4 - Types of data to support OTC medicine applications
4.1 Literature-based submissions
If you do not have your own supportive data, but have published scientific literature you consider to be supportive of an application, you may opt for a literature based submission (LBS). Examples where this may be appropriate include the following types of applications:
- changes to indications or label claims
- changes to directions for use
- changes to clinical or non-clinical aspects of the Product Information
- new medicine applications (less common).
Mixed applications (part LBS, part complete study reports) may also be appropriate.
Requirements for literature-based OTC medicine submissions
Our OTC requirements for literature based submissions are essentially the same as for prescription medicines except that:
- You do not need to consult or gain approval of LBS search strategies prior to submitting your application.
- We do not have a formal pre-submission phase for OTC medicine applications.
You will need to conduct a systematic literature search for most literature based submissions, including those in support of new indications or label claims.
For further guidance on when an LBS may be suitable and what type of LBS to prepare, refer to the Pre-submission guidance for literature based submissions.
Standard reference texts
For some very old medicines where evidence from published studies is not available to be submitted, the use of standard reference texts such as the Handbook of Non-prescription Drugs (American Pharmacists Association, USA) may be acceptable as part of a LBS not based on a systematic search of the literature.
However, limited clinical reports of efficacy alone or anecdotal reports (e.g. in Martindale "xxx has also been used in ...") are not regarded as evidence of safety and efficacy.
If you are unsure of requirements, contact OTC Medicines.
Follow the guidance on dossier requirements for literature searches to compile your submission dossier.
Include any advice we give you about your literature search in Module 1.5.1 of the dossier.
4.2 Clinical trial reports
Provide full clinical trial reports where clinical data are required, unless providing a literature based submission.
Present clinical data as specified in the following CTD modules:
- Modules 2.5 Clinical Overview - provides a critical analysis of the clinical data in the dossier
- Module 2.7 Clinical Summary - provides a detailed, factual summary of all of the clinical information provided
- Module 5 Clinical Study Reports.
Good clinical practice
Ensure that all phases of clinical investigation are conducted in accordance with Good Clinical Practice (GCP) guidelines. You will need to include a statement regarding GCP compliance in the Clinical Overview (Module 2.5 of the CTD).
Clinical trials information and guidance
We have adopted a large number of European Union (EU) clinical guidelines, some with annotations.
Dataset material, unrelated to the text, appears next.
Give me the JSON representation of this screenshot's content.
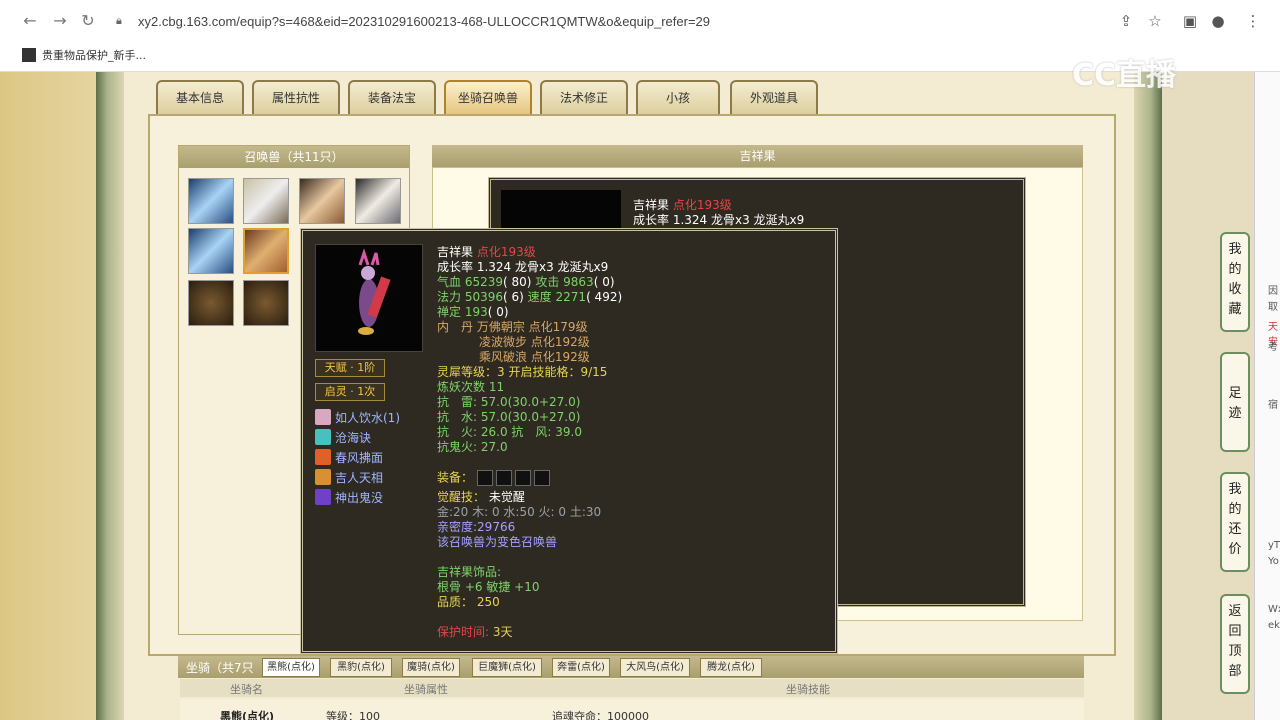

Some key clinical guidelines adopted include:
- Note for Guidance on Coordinating Investigator Signature of Clinical Study Reports (CPMP/EWP/2747/00)
- Note for Guidance on Structure and Content of Clinical Study Reports (CPMP/ICH/137/95)
- Note for Guidance on General Considerations for Clinical Trials (CPMP/ICH/291/95)
- Note for Guidance on Statistical Principles for Clinical Trials (CPMP/ICH/363/96)
- Note for Guidance on Choice of Control Groups in Clinical Trials (CPMP/ICH/364/96)
- Note for guidance on clinical requirements for locally applied, locally acting products containing known constituents (CPMP/EWP/239/95 final)
Other clinical EU guidelines adopted in Australia that pertain to specific medicines, clinical aspects or study methodology may also be relevant to your application.
4.3 Non-clinical studies
- medicines with new ingredients (actives or excipients)
- new fixed dose combinations
- new routes of administration for an ingredient
- higher doses of active or excipient ingredients, or use over a longer period of time, than currently approved. Contact OTC Medicines if you are unsure
- medicines with impurity limits that are above those allowed without justification in the Guidelines on quality aspects of OTC Medicines.
Where there is a substantial history of use in comparable regulatory jurisdictions (e.g. UK, Canada, US), we may accept a justification based on safety-in-use substantiation from post-market information in place of non-clinical data.
Related information and guidance
4.4 Post-market information
Post-market information may provide further support for safety where aspects of the medicine are new to the Australian market but have been available for some time overseas. Examples may include applications for new:
- active ingredients
- fixed dose combinations
- proposed indications
- directions for use.
Where appropriate, include relevant post-market information as follows:
- details of adverse medicine reaction reports from Australia and/or from relevant authorities in countries with similar regulatory systems to Australia
- copies of relevant 'Periodic safety update reports' (PSURs).